  return func(a Adder) Adder {
    topIndex := len(middleware) - 1
    for i := range middleware {
      a = middleware[topIndex-i](a)
    }
    return outer(a)
  }
}

The above code loops through the given middleware functions in reverse order and inserts the Adder in it. With every iteration the Adder is overwritten to the wrapped adder which is used as input for the next middleware. The reason why the loop is in reverse order is because this way the wrapped function is called in the order the middlewares are declared. That means that the first middleware function is the outermost middleware wrapper. Chain is also a middleware function, but instead of having to do all this wrapping manually, the Chain function can be used like this, making the main function way cleaner:

func main() {
  var a Adder = AdderFunc(
    func(x, y int) int {
      return x + y
    },
  )
  a = Chain(
    WrapLogger(log.New(os.Stdout, "test", 1)),
    WrapCache(&sync.Map{}),
  )(a)

  a.Add(10, 20)
}

When reading this codes it more obvious what is happening, adding new middleware functions is also a bit easier and doesn’t make the code messy.

Further thoughts

This pattern can be really usefull to seperate the business logic from things which don’t belong in the business logic, like caching, logging and metrics. It also allows you to think in terms of small composable interfaces and how to cleanly add additional features on top of them without changing the original code and behaviour. In the end your main function starts to look very clean and clear for a future developer. My main functions started to look like this:

gc := geocoder.Chain(
  geocoder.WrapLogger(svcLogger.WithField("geocoder", "google-maps")),
  geocoder.WrapMetrics(mockMetrics),
  geocoder.WrapLRUCache(mockMetrics, 8192),
)(geocoder.Googlemaps(gm, "NL"))

svc := geoparser.Chain(
  geoparser.WrapLogger(svcLogger.WithField("geoparser", "parser")),
  geoparser.WrapMetrics(mockMetrics),
)(geoparser.WrapService(mockMetrics, p, gc))

My functions became easier to test and were also easier to adjust, this pattern allowed for better maintainability overall. The pattern can also be applied to interfaces with multiple functions, but this is left as an exercise for the reader.

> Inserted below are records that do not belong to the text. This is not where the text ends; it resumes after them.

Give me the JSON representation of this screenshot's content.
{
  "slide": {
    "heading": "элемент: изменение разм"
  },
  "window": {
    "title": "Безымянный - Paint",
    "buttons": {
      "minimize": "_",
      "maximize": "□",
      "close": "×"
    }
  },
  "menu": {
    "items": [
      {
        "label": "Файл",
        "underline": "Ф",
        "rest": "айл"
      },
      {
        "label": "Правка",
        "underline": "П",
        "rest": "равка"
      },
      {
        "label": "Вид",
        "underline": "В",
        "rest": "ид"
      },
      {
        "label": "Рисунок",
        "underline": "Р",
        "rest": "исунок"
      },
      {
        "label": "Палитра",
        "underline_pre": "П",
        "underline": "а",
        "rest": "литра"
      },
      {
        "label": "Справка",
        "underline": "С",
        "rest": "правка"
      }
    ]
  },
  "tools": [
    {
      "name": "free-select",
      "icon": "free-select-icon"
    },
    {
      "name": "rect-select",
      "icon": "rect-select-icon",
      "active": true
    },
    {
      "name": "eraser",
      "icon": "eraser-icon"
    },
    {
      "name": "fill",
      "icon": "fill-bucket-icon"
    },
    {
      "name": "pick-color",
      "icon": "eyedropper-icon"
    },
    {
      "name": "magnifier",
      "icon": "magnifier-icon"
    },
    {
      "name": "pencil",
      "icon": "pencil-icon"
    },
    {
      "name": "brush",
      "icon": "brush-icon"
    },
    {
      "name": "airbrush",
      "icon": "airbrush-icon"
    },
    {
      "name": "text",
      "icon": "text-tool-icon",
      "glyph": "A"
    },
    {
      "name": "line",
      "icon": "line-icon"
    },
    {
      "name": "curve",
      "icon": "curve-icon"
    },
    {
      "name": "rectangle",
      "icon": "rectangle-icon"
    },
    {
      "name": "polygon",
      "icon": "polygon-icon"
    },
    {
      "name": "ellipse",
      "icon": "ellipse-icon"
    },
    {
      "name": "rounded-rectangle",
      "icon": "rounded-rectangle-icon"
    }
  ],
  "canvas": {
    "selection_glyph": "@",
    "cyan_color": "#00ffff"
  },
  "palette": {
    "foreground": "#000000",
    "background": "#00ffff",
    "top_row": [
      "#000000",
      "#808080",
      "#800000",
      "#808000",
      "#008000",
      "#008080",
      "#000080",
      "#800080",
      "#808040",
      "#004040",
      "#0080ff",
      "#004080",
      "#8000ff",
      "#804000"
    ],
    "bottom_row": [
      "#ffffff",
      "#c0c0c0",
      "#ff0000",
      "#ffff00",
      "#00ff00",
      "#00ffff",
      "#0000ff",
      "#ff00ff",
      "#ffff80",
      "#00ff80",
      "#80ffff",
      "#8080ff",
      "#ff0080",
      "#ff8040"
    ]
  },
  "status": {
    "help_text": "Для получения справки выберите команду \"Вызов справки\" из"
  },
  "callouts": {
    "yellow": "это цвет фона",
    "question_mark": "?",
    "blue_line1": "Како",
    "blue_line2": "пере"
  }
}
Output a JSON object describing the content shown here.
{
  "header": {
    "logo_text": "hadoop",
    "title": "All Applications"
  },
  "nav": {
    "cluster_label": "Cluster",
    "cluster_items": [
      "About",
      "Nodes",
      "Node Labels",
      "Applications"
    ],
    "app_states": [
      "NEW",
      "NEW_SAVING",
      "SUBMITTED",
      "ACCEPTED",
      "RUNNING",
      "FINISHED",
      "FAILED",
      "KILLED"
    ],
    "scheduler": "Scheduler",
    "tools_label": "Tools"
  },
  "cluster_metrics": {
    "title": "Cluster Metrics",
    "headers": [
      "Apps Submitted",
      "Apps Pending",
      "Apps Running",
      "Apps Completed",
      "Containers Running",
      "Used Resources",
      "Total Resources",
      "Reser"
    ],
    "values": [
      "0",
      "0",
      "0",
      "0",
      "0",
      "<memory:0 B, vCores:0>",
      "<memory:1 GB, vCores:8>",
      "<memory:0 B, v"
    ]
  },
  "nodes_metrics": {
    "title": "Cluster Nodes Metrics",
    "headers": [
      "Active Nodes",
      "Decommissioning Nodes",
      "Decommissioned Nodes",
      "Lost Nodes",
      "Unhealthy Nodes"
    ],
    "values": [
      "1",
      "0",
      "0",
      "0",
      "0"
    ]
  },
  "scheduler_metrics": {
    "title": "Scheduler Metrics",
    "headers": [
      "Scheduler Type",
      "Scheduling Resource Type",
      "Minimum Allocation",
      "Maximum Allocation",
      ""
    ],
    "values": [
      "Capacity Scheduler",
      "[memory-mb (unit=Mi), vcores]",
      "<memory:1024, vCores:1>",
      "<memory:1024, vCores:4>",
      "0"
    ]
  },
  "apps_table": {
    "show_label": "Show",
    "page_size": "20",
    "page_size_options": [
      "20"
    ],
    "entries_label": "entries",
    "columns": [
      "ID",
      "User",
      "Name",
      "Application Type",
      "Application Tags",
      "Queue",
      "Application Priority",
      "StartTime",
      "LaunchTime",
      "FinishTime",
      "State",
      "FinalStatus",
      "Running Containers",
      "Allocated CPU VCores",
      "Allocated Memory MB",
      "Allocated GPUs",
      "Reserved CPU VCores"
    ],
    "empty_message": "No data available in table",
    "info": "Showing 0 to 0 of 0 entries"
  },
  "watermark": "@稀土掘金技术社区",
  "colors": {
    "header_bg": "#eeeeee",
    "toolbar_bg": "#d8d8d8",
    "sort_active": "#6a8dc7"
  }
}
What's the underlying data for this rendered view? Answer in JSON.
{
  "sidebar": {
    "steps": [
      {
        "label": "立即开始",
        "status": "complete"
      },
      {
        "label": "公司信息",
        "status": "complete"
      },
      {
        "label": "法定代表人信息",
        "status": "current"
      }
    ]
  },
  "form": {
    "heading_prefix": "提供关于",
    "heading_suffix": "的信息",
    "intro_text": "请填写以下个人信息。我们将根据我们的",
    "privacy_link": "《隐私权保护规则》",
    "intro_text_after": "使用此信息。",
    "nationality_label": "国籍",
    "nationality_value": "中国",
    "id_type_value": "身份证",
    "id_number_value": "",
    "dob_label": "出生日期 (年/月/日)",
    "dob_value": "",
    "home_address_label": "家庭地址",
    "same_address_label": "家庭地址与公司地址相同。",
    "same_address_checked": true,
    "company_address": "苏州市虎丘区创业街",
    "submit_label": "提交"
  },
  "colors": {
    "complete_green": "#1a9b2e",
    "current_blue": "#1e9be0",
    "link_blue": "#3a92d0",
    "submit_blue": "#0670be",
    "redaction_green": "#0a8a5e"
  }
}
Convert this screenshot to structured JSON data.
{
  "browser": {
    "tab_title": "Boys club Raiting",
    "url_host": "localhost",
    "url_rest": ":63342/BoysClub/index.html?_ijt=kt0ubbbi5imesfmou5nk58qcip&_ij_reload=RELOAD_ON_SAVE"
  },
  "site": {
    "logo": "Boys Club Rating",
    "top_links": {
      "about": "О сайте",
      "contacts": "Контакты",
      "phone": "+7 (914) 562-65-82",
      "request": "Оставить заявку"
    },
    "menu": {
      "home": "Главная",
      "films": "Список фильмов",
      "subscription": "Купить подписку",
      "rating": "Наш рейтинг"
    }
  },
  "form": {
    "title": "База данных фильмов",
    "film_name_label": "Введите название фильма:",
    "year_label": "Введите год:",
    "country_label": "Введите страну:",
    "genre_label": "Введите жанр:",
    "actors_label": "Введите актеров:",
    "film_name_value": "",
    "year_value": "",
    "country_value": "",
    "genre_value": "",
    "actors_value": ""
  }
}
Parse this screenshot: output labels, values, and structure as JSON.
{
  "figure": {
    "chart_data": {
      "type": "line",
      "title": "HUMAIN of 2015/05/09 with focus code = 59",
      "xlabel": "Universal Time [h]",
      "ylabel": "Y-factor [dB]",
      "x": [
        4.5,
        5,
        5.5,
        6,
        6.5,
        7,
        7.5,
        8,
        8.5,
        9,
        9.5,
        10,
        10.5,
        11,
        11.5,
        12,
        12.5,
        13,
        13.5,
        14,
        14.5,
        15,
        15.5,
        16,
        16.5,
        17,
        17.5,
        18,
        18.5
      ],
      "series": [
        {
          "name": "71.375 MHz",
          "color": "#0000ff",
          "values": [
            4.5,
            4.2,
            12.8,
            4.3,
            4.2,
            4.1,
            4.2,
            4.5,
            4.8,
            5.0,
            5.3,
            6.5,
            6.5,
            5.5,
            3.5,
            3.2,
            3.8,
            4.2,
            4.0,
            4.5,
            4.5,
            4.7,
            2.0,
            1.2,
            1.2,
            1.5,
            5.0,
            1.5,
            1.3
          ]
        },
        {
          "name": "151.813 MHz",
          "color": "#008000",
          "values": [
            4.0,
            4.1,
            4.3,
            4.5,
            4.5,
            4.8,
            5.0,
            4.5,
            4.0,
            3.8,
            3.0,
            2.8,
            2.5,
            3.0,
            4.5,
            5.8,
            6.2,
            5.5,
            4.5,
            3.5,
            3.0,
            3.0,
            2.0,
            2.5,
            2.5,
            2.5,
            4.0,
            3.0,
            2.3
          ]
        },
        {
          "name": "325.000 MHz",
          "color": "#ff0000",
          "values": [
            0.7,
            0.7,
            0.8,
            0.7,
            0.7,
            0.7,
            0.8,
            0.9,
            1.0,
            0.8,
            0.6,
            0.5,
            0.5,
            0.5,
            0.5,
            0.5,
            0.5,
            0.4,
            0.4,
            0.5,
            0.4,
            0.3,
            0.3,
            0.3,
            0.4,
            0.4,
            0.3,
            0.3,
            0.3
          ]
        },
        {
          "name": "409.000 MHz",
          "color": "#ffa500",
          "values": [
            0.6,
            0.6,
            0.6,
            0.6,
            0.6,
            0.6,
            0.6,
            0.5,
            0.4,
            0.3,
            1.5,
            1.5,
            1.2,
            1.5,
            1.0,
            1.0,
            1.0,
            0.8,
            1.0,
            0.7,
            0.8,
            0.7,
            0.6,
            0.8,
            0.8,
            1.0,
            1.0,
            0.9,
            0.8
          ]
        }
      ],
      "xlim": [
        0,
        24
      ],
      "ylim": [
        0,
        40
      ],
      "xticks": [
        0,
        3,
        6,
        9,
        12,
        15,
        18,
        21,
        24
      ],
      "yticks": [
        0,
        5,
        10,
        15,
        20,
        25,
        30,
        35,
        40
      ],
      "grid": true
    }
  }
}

Thanks for reading and happy programming (y)!

Running code can be found here playground and gist